Samir Gibara, chief executive officer of Goodyear, was interviewed in Geneva by David Shaw of Crain News Service.
Goodyear talks of achieving sales of $20 billion a year. Where from?
We want to grow at twice the industry rate, excluding acquisitions. We have been doing so in the past, and we can continue. We want to be known as the innovator in our business. This will generate excitement among consumers and help improve our margins by positioning new tires at the right price levels.
Do you expect to take market share from competitors?
Yes, but that will not make us a $20 billion company. That will need a combination of acquisitions, joint ventures and strategic alliances. We have a unique opportunity in this industry with the collapse of Communism and we have moved very fast in new markets.

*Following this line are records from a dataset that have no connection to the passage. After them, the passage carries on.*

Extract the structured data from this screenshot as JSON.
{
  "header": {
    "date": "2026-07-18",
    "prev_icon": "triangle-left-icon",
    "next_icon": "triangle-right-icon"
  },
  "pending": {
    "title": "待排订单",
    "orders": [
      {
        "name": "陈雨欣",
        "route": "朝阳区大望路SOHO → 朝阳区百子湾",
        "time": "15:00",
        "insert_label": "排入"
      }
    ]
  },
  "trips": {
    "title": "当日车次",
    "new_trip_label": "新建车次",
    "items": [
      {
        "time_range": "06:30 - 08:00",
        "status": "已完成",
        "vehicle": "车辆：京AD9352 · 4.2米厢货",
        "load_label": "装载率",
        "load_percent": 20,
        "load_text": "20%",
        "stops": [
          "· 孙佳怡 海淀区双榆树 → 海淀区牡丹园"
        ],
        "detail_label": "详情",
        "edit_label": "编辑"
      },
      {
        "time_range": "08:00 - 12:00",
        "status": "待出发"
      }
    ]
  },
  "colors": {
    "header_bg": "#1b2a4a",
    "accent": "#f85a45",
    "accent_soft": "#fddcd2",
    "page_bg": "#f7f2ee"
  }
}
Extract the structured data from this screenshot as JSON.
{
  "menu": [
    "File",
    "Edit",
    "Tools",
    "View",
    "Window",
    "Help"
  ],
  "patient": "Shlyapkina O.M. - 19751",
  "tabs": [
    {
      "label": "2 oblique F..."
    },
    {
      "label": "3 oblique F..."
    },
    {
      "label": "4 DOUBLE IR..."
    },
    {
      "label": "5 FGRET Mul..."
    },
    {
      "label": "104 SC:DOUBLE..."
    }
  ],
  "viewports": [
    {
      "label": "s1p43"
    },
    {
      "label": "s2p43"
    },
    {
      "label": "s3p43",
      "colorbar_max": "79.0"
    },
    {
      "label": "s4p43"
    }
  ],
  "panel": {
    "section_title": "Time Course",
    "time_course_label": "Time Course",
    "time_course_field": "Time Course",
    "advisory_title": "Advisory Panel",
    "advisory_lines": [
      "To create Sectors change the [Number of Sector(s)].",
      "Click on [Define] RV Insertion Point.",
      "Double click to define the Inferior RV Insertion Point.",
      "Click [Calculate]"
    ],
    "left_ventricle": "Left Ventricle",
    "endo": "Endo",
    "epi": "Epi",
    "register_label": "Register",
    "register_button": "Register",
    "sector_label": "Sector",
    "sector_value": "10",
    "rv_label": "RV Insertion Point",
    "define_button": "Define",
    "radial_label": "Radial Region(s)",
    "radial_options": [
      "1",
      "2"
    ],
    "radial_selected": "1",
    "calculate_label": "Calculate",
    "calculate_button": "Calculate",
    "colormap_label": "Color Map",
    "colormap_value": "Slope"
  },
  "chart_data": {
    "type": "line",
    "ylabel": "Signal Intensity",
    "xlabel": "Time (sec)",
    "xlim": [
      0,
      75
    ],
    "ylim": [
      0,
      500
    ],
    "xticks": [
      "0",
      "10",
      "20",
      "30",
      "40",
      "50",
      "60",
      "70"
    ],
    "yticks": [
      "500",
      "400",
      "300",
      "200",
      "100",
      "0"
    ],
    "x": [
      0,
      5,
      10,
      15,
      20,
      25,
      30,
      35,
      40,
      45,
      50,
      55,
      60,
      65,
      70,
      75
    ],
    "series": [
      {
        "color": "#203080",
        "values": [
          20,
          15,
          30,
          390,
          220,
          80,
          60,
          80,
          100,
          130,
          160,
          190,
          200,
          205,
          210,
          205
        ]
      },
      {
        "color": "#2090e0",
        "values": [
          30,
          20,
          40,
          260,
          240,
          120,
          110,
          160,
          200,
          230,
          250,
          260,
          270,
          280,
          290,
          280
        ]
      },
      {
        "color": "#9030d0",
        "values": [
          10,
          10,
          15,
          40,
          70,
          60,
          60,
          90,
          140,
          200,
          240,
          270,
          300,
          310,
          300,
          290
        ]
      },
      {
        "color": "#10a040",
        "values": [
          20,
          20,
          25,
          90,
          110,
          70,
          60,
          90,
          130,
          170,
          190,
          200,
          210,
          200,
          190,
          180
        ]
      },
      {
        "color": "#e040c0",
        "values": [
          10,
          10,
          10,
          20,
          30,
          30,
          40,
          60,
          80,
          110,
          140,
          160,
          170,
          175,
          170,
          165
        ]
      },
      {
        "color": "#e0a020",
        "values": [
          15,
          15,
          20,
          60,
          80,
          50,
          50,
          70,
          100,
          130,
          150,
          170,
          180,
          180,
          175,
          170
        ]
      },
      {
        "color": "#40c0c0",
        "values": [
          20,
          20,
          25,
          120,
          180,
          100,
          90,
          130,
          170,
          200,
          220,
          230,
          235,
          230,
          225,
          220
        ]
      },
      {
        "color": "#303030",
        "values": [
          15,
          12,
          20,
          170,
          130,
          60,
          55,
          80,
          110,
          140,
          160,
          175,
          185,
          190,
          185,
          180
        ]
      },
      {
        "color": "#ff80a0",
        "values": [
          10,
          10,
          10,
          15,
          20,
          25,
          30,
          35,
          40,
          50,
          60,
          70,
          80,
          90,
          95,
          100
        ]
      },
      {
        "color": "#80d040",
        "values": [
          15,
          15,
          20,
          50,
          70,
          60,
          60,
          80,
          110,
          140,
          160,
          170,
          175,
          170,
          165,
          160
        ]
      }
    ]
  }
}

In the past four years, we have opened joint ventures in China, India, the Philippines, Poland, India, Slovenia, South Africa, Brazil, Mexico, Venezuela and the USA. We are selling in Russia, but we are waiting for more stability before we make a financial commitment.
Acquisitions and joint ventures go with a strategy of global sourcing. We are supplying the USA from Asia and Latin America. We supply western Europe from eastern Europe.
What about new technologies?
We have started selling electronic tire monitoring in Europe and the USA this month.
Our second technology is ultra-tensile wire in the body of the tire. We also have a new process technology, Impact. It will take 10-20 years to implement fully, but we will produce tires with 75 percent fewer employees, 15 percent less material, 175 percent better productivity per employee, 50 percent less inventory and 70 percent more flexibility in making changes.
The industry is changing rapidly. How will this affect your relationships with the automakers?
The auto industry is 20 times bigger than the tire industry. We will never be on a par with the big boys, but we can improve our bargaining position by offering creative solutions. Electronic tire monitoring is getting the attention of every major car company in the world. That means we can become more of a partner and less of a supplier.